Çankırı a city worth its salt
Wilco van Herpen ISTANBUL - Hürriyet Daily News
Life still goes on in the old neighborhood of Çankırı.Have you ever been to Çankırı? Probably the answer is no, but it is a nice place and worth a visit. The beautiful old houses of Çankırı on both sides of the narrow little streets take you by surprise. Some of them have been restored and some of them are standing there as if ashamed to be around the beautiful restored houses. Life still goes on in the old neighborhood of Çankırı as people live on the streets, prepare food in their gardens and display the goods they sell. It is nice walking around in the old quarter.
But there is something else in Çankırı that puts it on the map: salt. As many of you might know, a lot of salt can be found in the Salt Lake or extracted from the sea in areas such as İzmir, but in Çankırı there are mines. Big salt mines, most probably the biggest ones you have ever seen. I was in shock when I saw them.
Fascinating salt mines
About a half-hour drive from Çankırı is a road that will lead you straight to the fascinating and overwhelming salt mines of Çankırı. I decided to park the car and walk around a bit. It was a cold morning although the days were very hot. This is the right condition for fog. While driving, I saw the sunlight being reflected in the dry weeds, and it looked so stunning I had to see it. Reason being, we generally take things for granted, for example those beautiful drops of dew on the weeds. Maybe tomorrow it will be there again, but it will never be the same as it is now.
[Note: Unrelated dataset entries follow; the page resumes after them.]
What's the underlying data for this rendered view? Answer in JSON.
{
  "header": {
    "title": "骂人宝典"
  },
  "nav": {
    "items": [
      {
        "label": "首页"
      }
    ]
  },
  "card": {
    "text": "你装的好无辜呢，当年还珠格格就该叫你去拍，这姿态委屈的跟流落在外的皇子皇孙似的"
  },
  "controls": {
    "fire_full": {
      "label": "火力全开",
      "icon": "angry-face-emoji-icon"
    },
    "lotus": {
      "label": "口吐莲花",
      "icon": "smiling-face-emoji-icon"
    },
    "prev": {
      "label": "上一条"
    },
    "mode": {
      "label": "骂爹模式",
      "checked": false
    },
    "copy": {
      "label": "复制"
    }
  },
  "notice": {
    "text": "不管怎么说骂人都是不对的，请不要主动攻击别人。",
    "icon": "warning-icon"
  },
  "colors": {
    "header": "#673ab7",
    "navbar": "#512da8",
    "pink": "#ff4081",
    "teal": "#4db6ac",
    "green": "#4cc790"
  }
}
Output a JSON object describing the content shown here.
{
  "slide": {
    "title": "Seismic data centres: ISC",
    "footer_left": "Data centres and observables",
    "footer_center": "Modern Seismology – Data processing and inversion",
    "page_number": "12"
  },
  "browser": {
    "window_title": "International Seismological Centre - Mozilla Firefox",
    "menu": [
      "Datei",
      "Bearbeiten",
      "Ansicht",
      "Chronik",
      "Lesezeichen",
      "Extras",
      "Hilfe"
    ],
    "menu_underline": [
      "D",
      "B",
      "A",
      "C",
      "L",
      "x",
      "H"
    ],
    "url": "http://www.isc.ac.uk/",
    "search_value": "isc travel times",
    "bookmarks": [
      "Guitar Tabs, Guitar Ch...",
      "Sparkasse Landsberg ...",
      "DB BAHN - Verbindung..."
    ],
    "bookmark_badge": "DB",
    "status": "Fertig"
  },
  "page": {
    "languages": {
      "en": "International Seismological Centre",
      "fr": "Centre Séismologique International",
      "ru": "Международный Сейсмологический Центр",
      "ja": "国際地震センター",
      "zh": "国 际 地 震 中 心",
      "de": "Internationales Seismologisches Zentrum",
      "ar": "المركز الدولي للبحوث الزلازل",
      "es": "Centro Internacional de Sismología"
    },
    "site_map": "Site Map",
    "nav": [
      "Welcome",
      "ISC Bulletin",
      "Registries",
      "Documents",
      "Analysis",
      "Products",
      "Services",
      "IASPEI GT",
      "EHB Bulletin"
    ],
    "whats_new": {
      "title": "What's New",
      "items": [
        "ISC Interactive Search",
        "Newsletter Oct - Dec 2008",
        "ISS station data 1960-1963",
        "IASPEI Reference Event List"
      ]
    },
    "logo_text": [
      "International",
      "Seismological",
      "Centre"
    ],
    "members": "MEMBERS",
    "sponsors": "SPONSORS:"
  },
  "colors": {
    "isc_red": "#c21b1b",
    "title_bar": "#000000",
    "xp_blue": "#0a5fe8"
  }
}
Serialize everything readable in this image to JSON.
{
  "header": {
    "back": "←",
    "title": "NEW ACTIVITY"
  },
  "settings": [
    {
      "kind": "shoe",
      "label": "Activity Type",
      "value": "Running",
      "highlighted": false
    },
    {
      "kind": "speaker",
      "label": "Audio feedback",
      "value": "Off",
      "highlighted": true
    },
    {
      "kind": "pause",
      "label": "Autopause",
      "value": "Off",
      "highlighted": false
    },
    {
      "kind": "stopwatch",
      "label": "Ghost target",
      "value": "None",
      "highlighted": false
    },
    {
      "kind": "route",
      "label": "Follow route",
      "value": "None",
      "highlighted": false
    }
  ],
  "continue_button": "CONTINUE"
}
We are looking at our environment with the idea that tomorrow we will be able to see it again, but that is where we make a mistake. Too many things that we see we can see only once; I will never forget a picture that I saw but did not take in Istanbul. It was early in the morning, there was some light fog hovering over the Bosphorus and a couple of ferries were approaching the quay. With their black plumes of smoke and the beautiful morning sun this was a perfect picture, but I did not have time to take one as I had friends who were waiting for me. Stupid me, for this picture never came back again.
When you see something that touches you so much, just stop and spend a moment to enjoy it.
As a tourist, the entrance to the mines will surprise you. But, as in anywhere in Turkey, you will first be surprised by the men at the entrance. It does not matter if you are guilty or not; you feel guilty as someone stops you to ask for your credentials. If you do not have something to give them just turn around and leave. The “gate” people are a different kind of people. If you manage to get in, then another world opens up in front of your eyes. With an entrance just big enough to let one small truck through to access the main road system in the mine, the roads inside are incredible: tunnels as big as the underground in Istanbul, Ankara or Bursa, side paths that lead you to another salt vein and at a certain spot people who are drilling big deep holes in the salt.
I am “underwater” now. Millions of years ago this place was a sea. I walked on the bottom of the sea in Beşkonak, Antalya, with its strange rock formations, and here, in Çankırı, I am walking inside the salt of the sea. It is an incredible feeling, meters and meters of salt, how many trillion gallons of seawater have evaporated here? Meters of salt buried underground and covered with a lovely, sweet blanket of green.
Once you are inside the mine, the space opens up. A tunnel lies in front of you; big enough for three or four trucks to drive in at the same time. As far as your eye can see this tunnel continues. A black wall stretches out for kilometers but do not be fooled; everything you see here is salt. Some people are drilling holes with enormous drills. It takes at least two or three people to drill one hole. When the whole wall resembles Swiss cheese they fill the holes with dynamite and simply blow away that part of the wall. Big bulldozers pick up the pieces of salt and put them on a truck. When the truck is loaded it drives to the refinery where the salt will be purified.
In one of the smaller tunnels I see a couple of animals that had not been very lucky during their stay at the salt mine. They died and became mummified. The tunnel gets smaller and smaller. Here there is no place for the big trucks; it is hard for me to walk. This is one of the oldest parts of the salt mine and shows me how difficult it must have been to work here hundreds of years ago. In another part of the mine I see a structure that is a cross between the natural structures of Cappadocia and a big cave with its stalactites and stalagmites. All the shapes are different, and it is difficult to see this all as just salt.